╭──
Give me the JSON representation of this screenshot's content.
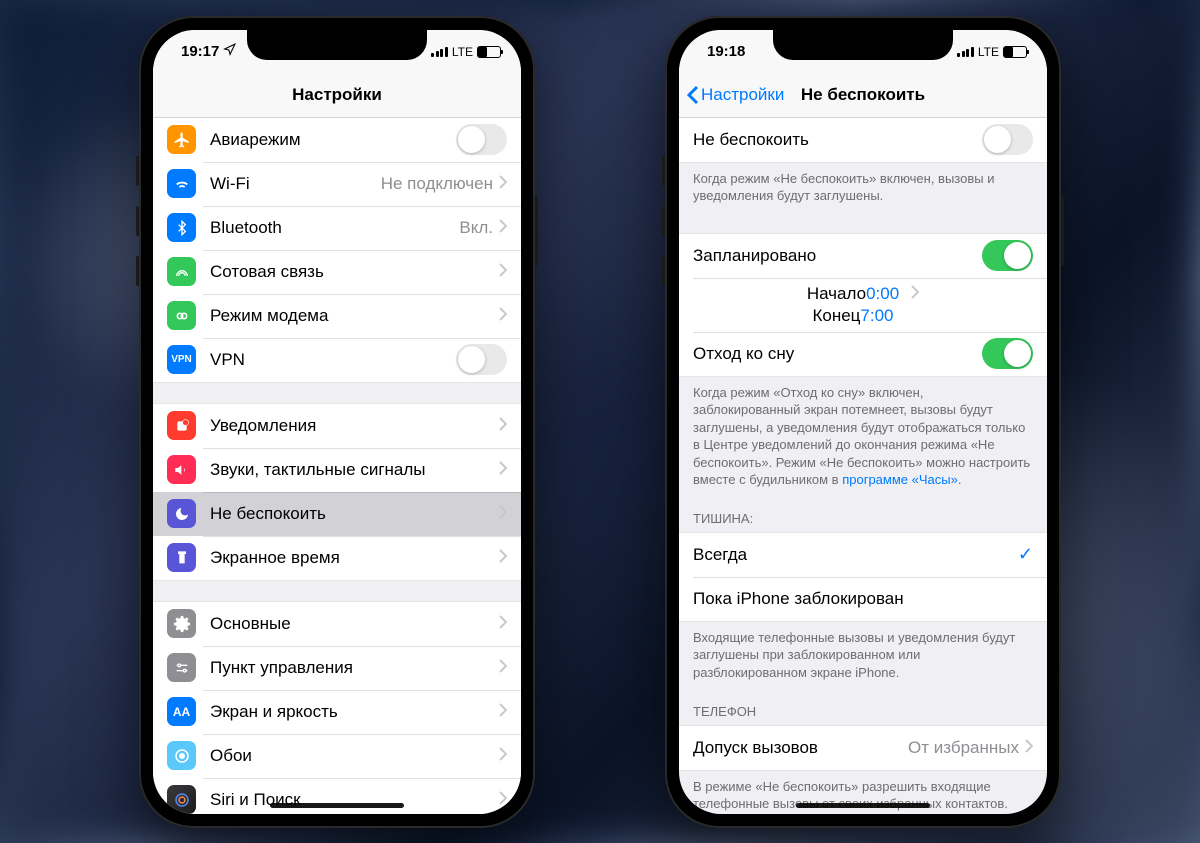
{
  "phone1": {
    "time": "19:17",
    "network": "LTE",
    "title": "Настройки",
    "rows": {
      "airplane": "Авиарежим",
      "wifi": "Wi-Fi",
      "wifi_val": "Не подключен",
      "bluetooth": "Bluetooth",
      "bluetooth_val": "Вкл.",
      "cellular": "Сотовая связь",
      "hotspot": "Режим модема",
      "vpn": "VPN",
      "notifications": "Уведомления",
      "sounds": "Звуки, тактильные сигналы",
      "dnd": "Не беспокоить",
      "screentime": "Экранное время",
      "general": "Основные",
      "control": "Пункт управления",
      "display": "Экран и яркость",
      "wallpaper": "Обои",
      "siri": "Siri и Поиск"
    }
  },
  "phone2": {
    "time": "19:18",
    "network": "LTE",
    "back": "Настройки",
    "title": "Не беспокоить",
    "dnd_label": "Не беспокоить",
    "dnd_footer": "Когда режим «Не беспокоить» включен, вызовы и уведомления будут заглушены.",
    "scheduled": "Запланировано",
    "from_label": "Начало",
    "from_val": "0:00",
    "to_label": "Конец",
    "to_val": "7:00",
    "bedtime": "Отход ко сну",
    "bedtime_footer_a": "Когда режим «Отход ко сну» включен, заблокированный экран потемнеет, вызовы будут заглушены, а уведомления будут отображаться только в Центре уведомлений до окончания режима «Не беспокоить». Режим «Не беспокоить» можно настроить вместе с будильником в ",
    "bedtime_footer_link": "программе «Часы»",
    "silence_header": "ТИШИНА:",
    "silence_always": "Всегда",
    "silence_locked": "Пока iPhone заблокирован",
    "silence_footer": "Входящие телефонные вызовы и уведомления будут заглушены при заблокированном или разблокированном экране iPhone.",
    "phone_header": "ТЕЛЕФОН",
    "allow_calls": "Допуск вызовов",
    "allow_calls_val": "От избранных",
    "allow_footer": "В режиме «Не беспокоить» разрешить входящие телефонные вызовы от своих избранных контактов."
  }
}
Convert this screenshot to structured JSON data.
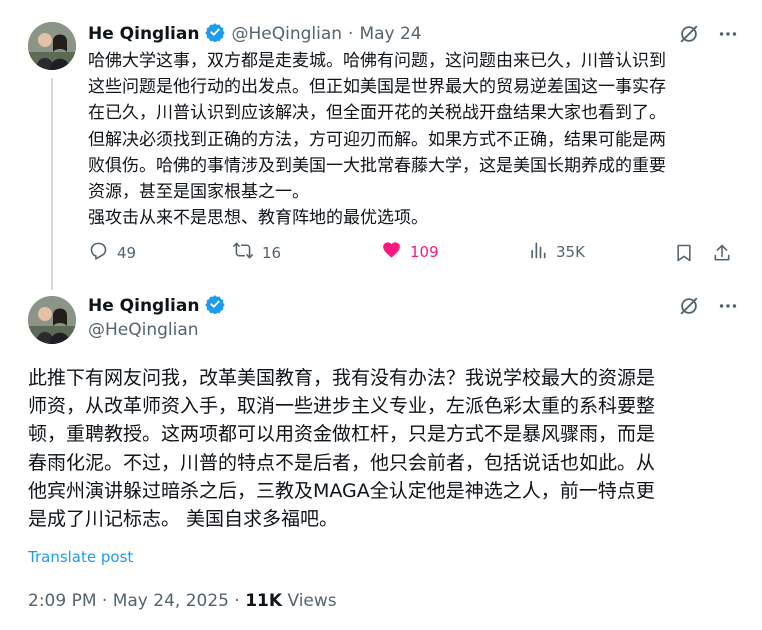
{
  "colors": {
    "accent": "#1d9bf0",
    "like": "#f91880",
    "muted": "#536471",
    "text": "#0f1419"
  },
  "reply_tweet": {
    "author_name": "He Qinglian",
    "handle": "@HeQinglian",
    "separator": "·",
    "date": "May 24",
    "body_lines": [
      "哈佛大学这事，双方都是走麦城。哈佛有问题，这问题由来已久，川普认识到",
      "这些问题是他行动的出发点。但正如美国是世界最大的贸易逆差国这一事实存",
      "在已久，川普认识到应该解决，但全面开花的关税战开盘结果大家也看到了。",
      "但解决必须找到正确的方法，方可迎刃而解。如果方式不正确，结果可能是两",
      "败俱伤。哈佛的事情涉及到美国一大批常春藤大学，这是美国长期养成的重要",
      "资源，甚至是国家根基之一。",
      "强攻击从来不是思想、教育阵地的最优选项。"
    ],
    "stats": {
      "replies": "49",
      "reposts": "16",
      "likes": "109",
      "views": "35K"
    },
    "icons": [
      "grok-icon",
      "more-icon",
      "reply-icon",
      "repost-icon",
      "heart-icon",
      "views-icon",
      "bookmark-icon",
      "share-icon",
      "verified-badge-icon"
    ]
  },
  "main_tweet": {
    "author_name": "He Qinglian",
    "handle": "@HeQinglian",
    "body_lines": [
      "此推下有网友问我，改革美国教育，我有没有办法？我说学校最大的资源是",
      "师资，从改革师资入手，取消一些进步主义专业，左派色彩太重的系科要整",
      "顿，重聘教授。这两项都可以用资金做杠杆，只是方式不是暴风骤雨，而是",
      "春雨化泥。不过，川普的特点不是后者，他只会前者，包括说话也如此。从",
      "他宾州演讲躲过暗杀之后，三教及MAGA全认定他是神选之人，前一特点更",
      "是成了川记标志。 美国自求多福吧。"
    ],
    "translate_label": "Translate post",
    "time": "2:09 PM",
    "separator": "·",
    "date": "May 24, 2025",
    "views_count": "11K",
    "views_label": "Views"
  }
}
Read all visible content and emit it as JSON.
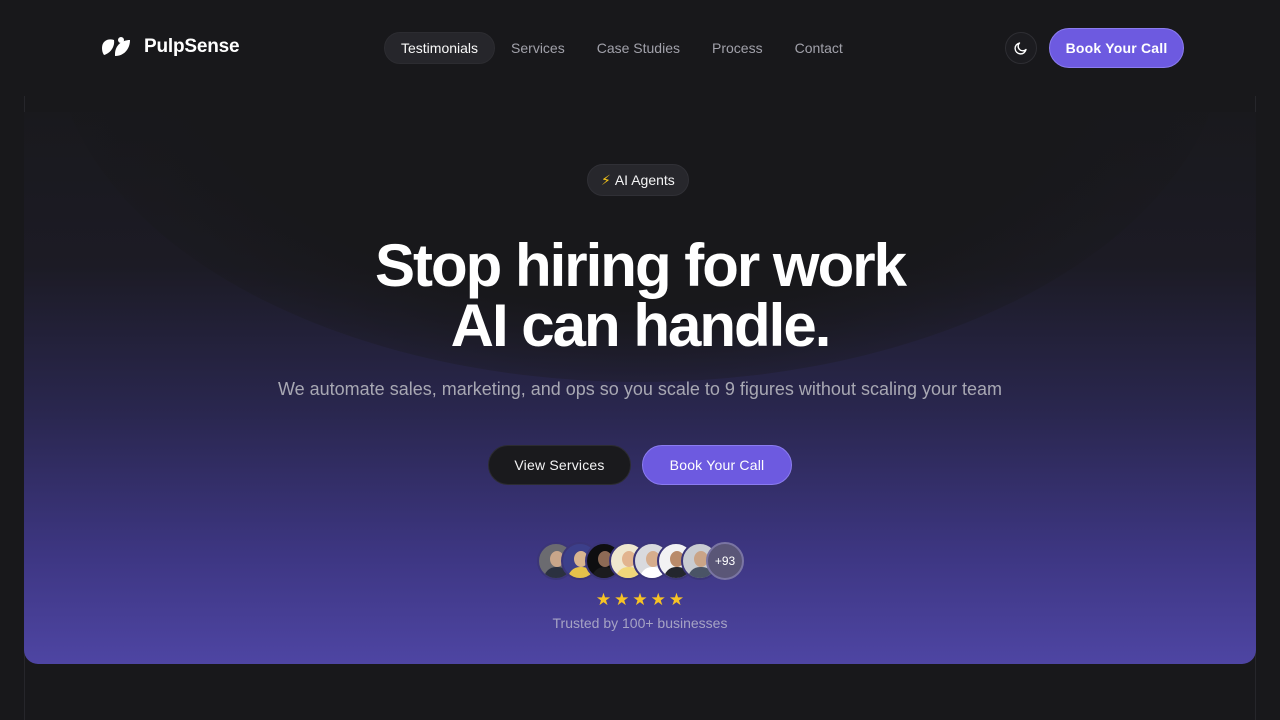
{
  "brand": {
    "name": "PulpSense",
    "icon": "leaf-logo-icon"
  },
  "nav": {
    "items": [
      {
        "label": "Testimonials",
        "active": true
      },
      {
        "label": "Services",
        "active": false
      },
      {
        "label": "Case Studies",
        "active": false
      },
      {
        "label": "Process",
        "active": false
      },
      {
        "label": "Contact",
        "active": false
      }
    ]
  },
  "header": {
    "theme_toggle_icon": "moon-icon",
    "cta_label": "Book Your Call"
  },
  "hero": {
    "badge": {
      "icon": "lightning-icon",
      "label": "AI Agents"
    },
    "headline_line1": "Stop hiring for work",
    "headline_line2": "AI can handle.",
    "subhead": "We automate sales, marketing, and ops so you scale to 9 figures without scaling your team",
    "secondary_cta": "View Services",
    "primary_cta": "Book Your Call"
  },
  "social_proof": {
    "avatar_count": 7,
    "more_label": "+93",
    "rating": 5,
    "trusted_text": "Trusted by 100+ businesses"
  },
  "colors": {
    "background": "#18181b",
    "accent": "#6d5ae0",
    "accent_border": "#8b7cf0",
    "star": "#f7c325"
  }
}
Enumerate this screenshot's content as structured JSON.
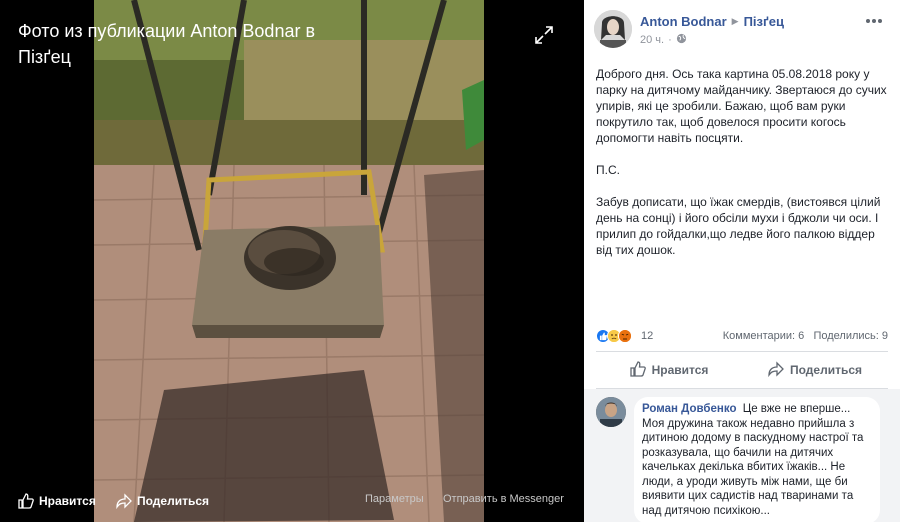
{
  "viewer": {
    "title": "Фото из публикации Anton Bodnar в Пізґец",
    "bottom": {
      "like_label": "Нравится",
      "share_label": "Поделиться",
      "options_label": "Параметры",
      "messenger_label": "Отправить в Messenger"
    }
  },
  "post": {
    "author": "Anton Bodnar",
    "group": "Пізґец",
    "time": "20 ч.",
    "paragraphs": [
      "Доброго дня. Ось така картина 05.08.2018 року у парку на дитячому майданчику. Звертаюся до сучих упирів, які це зробили. Бажаю, щоб вам руки покрутило так, щоб довелося просити когось допомогти навіть посцяти.",
      "П.С.",
      "Забув дописати, що їжак смердів, (вистоявся цілий день на сонці) і його обсіли мухи і бджоли чи оси. І прилип до гойдалки,що ледве його палкою віддер від тих дошок."
    ],
    "reactions": {
      "count": "12",
      "comments": "Комментарии: 6",
      "shares": "Поделились: 9"
    },
    "actions": {
      "like_label": "Нравится",
      "share_label": "Поделиться"
    }
  },
  "comments": [
    {
      "author": "Роман Довбенко",
      "text": "Це вже не вперше... Моя дружина також недавно прийшла з дитиною додому в паскудному настрої та розказувала, що бачили на дитячих качельках декілька вбитих їжаків... Не люди, а уроди живуть між нами, ще би виявити цих садистів над тваринами та над дитячою психікою..."
    }
  ],
  "colors": {
    "link": "#385898",
    "meta": "#90949c",
    "text": "#1d2129",
    "panel_bg": "#ffffff",
    "comment_bg": "#f2f3f5"
  },
  "icons": [
    "expand-icon",
    "like-icon",
    "share-icon",
    "globe-icon",
    "more-icon",
    "reaction-like-icon",
    "reaction-sad-icon",
    "reaction-angry-icon"
  ]
}
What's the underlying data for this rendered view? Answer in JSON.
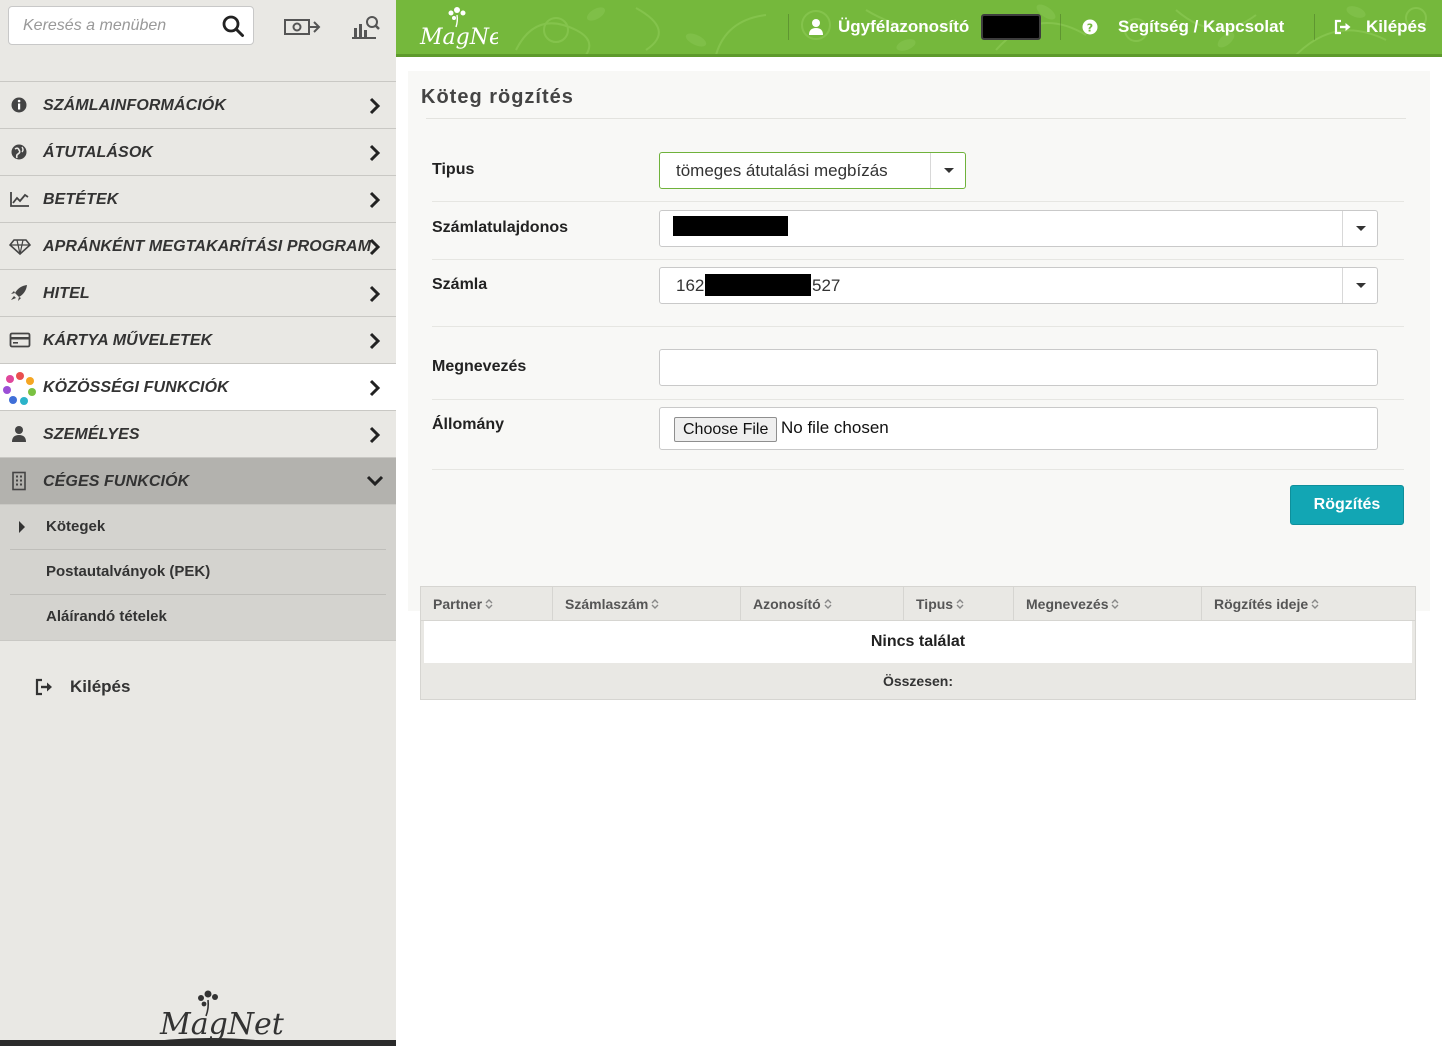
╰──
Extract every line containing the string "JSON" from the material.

# Task response
Give me the JSON representation of this screenshot's content.
Convert this screenshot to structured JSON data.
Read all visible content and emit it as JSON.
Enumerate this screenshot's content as structured JSON.
What's the underlying data for this rendered view? Answer in JSON.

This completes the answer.